2.0L motor pulled from the Neon SXTLast weekend a gathering of rally friends helped take out the 2.0L 420A. This was made easier by taking a Sawzall to the radiator support. 🙂 As we were taking the motor out we discovered some pretty serious damage to the bottom core support and the wiring harness that goes to the lights. This had been ground into by the AC compressor upon hitting whatever bent the metal of the front end. 😮 This explains the melted connector on the back of the headlight switch and the crackle sparking sounds when I turned on the fog lights.

Next is a serious discussion about the roll cage design for the 2GN. When I built the first Rally Neon I was hesitant to put any info of authority on rallynotes. I was new and didn’t want to come off like some expert on the rules for roll cage design. This time around I’m still no expert, but I’ll show you what we’re planning.

Roll cage options for door bars.This is my proposal for a door bar layout. I think the door bars are one of the most critical areas and it’s important to balance safety with the ability to get in and out of the car.

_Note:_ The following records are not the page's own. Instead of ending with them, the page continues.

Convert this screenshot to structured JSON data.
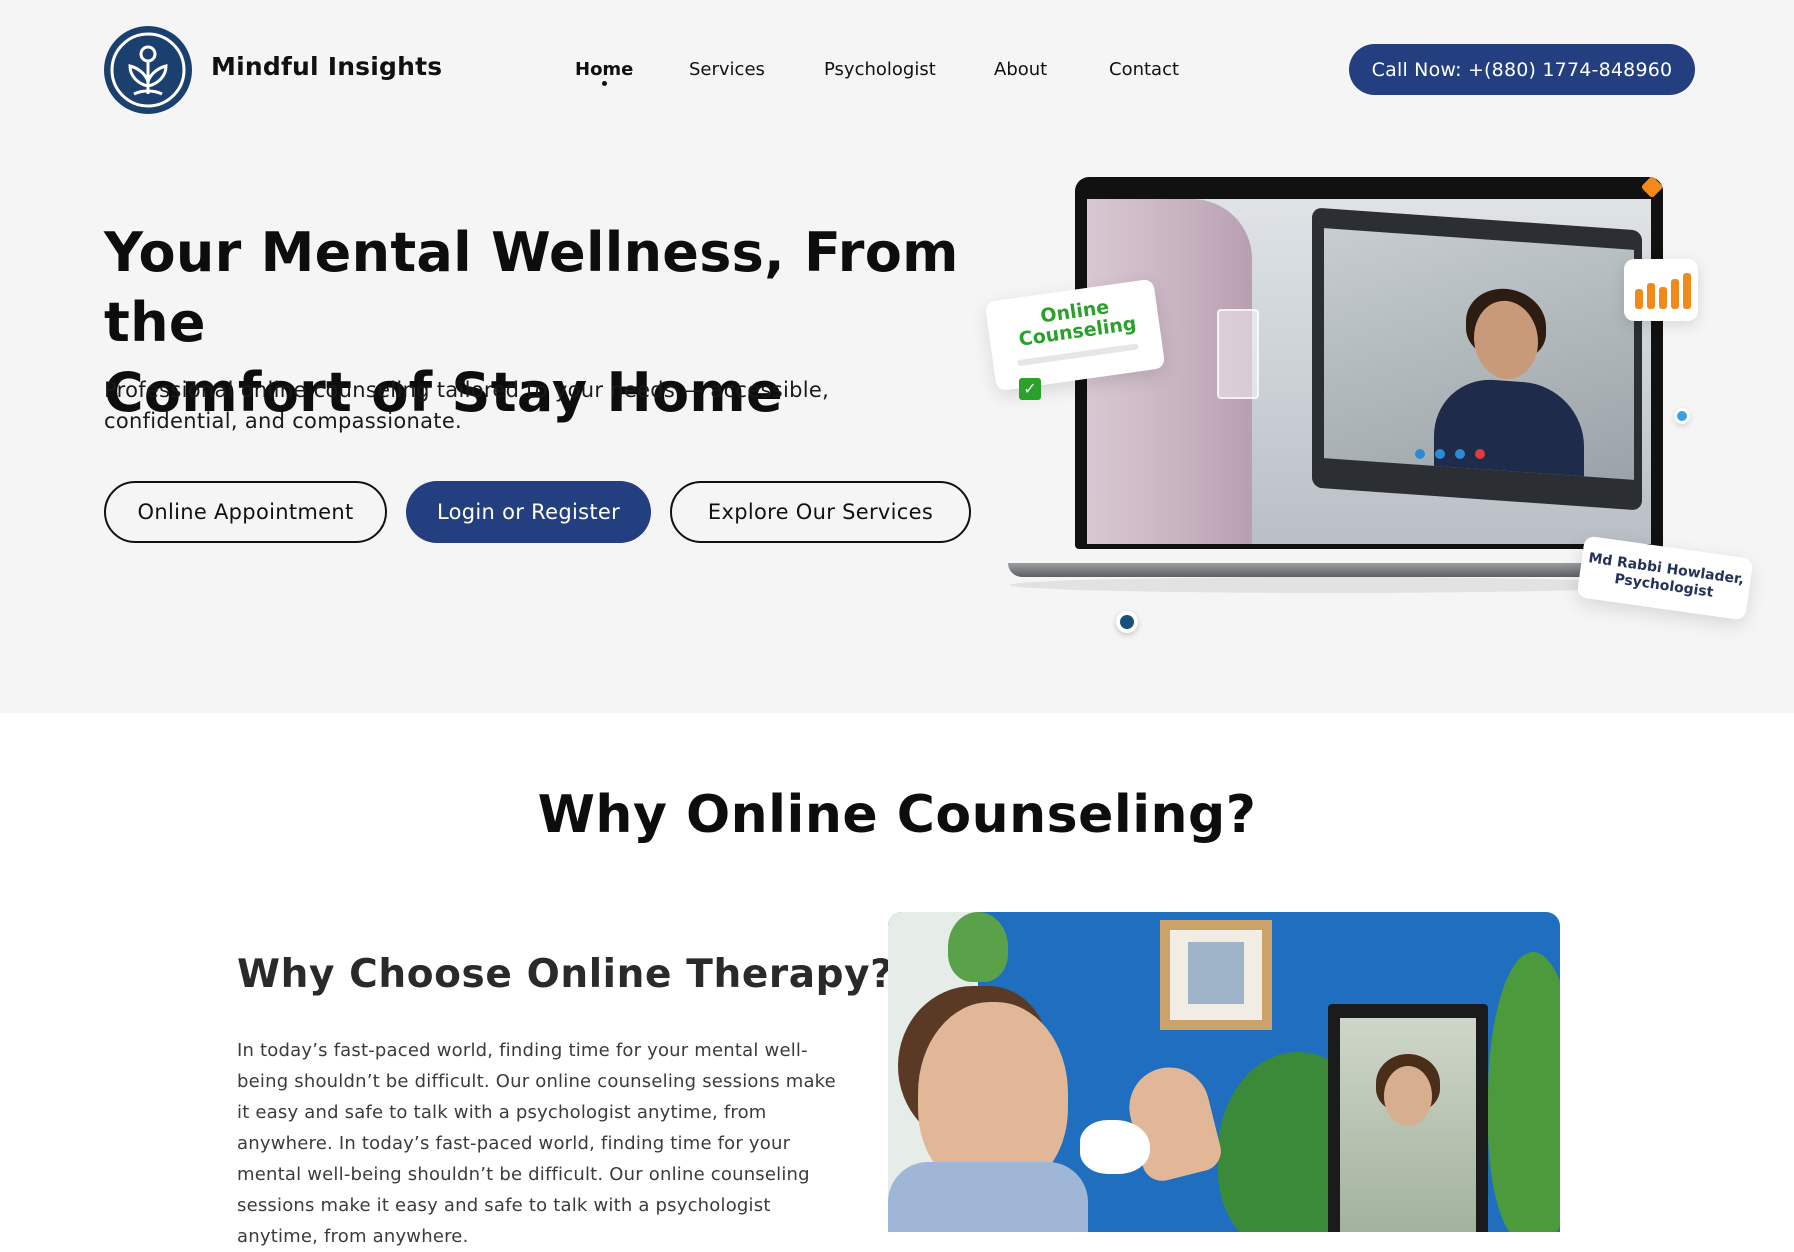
{
  "brand": {
    "name": "Mindful Insights"
  },
  "nav": {
    "items": [
      {
        "label": "Home",
        "active": true
      },
      {
        "label": "Services",
        "active": false
      },
      {
        "label": "Psychologist",
        "active": false
      },
      {
        "label": "About",
        "active": false
      },
      {
        "label": "Contact",
        "active": false
      }
    ]
  },
  "header": {
    "call_label": "Call Now: +(880) 1774-848960"
  },
  "hero": {
    "title_line1": "Your Mental Wellness, From the",
    "title_line2": "Comfort of Stay Home",
    "subtitle_line1": "Professional online counseling tailored to your needs — accessible,",
    "subtitle_line2": "confidential, and compassionate.",
    "buttons": {
      "appointment": "Online Appointment",
      "login": "Login or Register",
      "explore": "Explore Our Services"
    },
    "badge_online": "Online Counseling",
    "psychologist_card": "Md Rabbi Howlader, Psychologist"
  },
  "why": {
    "title": "Why Online Counseling?",
    "subtitle": "Why Choose Online Therapy?",
    "paragraph": "In today’s fast-paced world, finding time for your mental well-being shouldn’t be difficult. Our online counseling sessions make it easy and safe to talk with a psychologist anytime, from anywhere. In today’s fast-paced world, finding time for your mental well-being shouldn’t be difficult. Our online counseling sessions make it easy and safe to talk with a psychologist anytime, from anywhere."
  },
  "colors": {
    "primary": "#233f7f",
    "accent_orange": "#f08a1c",
    "accent_green": "#2aa12a",
    "hero_bg": "#f5f5f5"
  },
  "icons": {
    "logo": "tree-of-life-icon",
    "check": "check-icon",
    "chart": "bar-chart-icon"
  }
}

The rules: NASA RallySport / Rally America Both sanctioning bodies have a slightly different view of the best method for coming up with a safe roll cage. I could write a book about the complex differences between the two organizations, but I’ll summarize what you need to know: Both organizations accept each others log book. NASA Rally Sport requires FIA seats and Rally America as of this writing does not. Which rule-set should you use? YMMV. Find someone who has been building rally roll cages for a few years and has some experience.

The sill bar. Back in 2003 when SCCA was running the show, there was a movement in the rules to get an additional door bar added. Before this, you only needed 1 bar going from the main hoop to the front A-pillar. I can’t even imagine sliding sideways at 90MPH with a single 1.5″ door bar… Then again, cars used to be made from steel and not hydroformed .0025″ thick zinc coated plastic sheets. 😉 The solution was to add a straight bar from the main hoop to the A-Pillar close to the floor on the sill. A lot of rallyists started adding the full “X” WITH a sill bar, but the minimum in the rules (as of mid-2011) is only 2 door bars. Sill bar and a diagonal, OR just the “X”. After seeing a car take a tree stump in the door with just the “X” – we’ll be adding the additional sill bar.

The bar from the corner of the windshield to the floor (along the A-Pillar) is now mandatory and we’re considering adding it to our production car. These cars are “jellybeans” and where a 1988 VW makes a 45% bend for the windshield, the Dodge “cab forward” design is this 15% decaying slope that needs to be strengthened if it’s to survive a hit there.

If this design looks impossible to get in or out of the car with, consider that the stock dash extends beyond where the A-Pillar diagonal is, and the proposed door bars are no higher then the ones in our Production car. Will the full “X” make it a little harder to get in and out? I’m sure. Will we be going a little faster then in our Production car? Absolutely!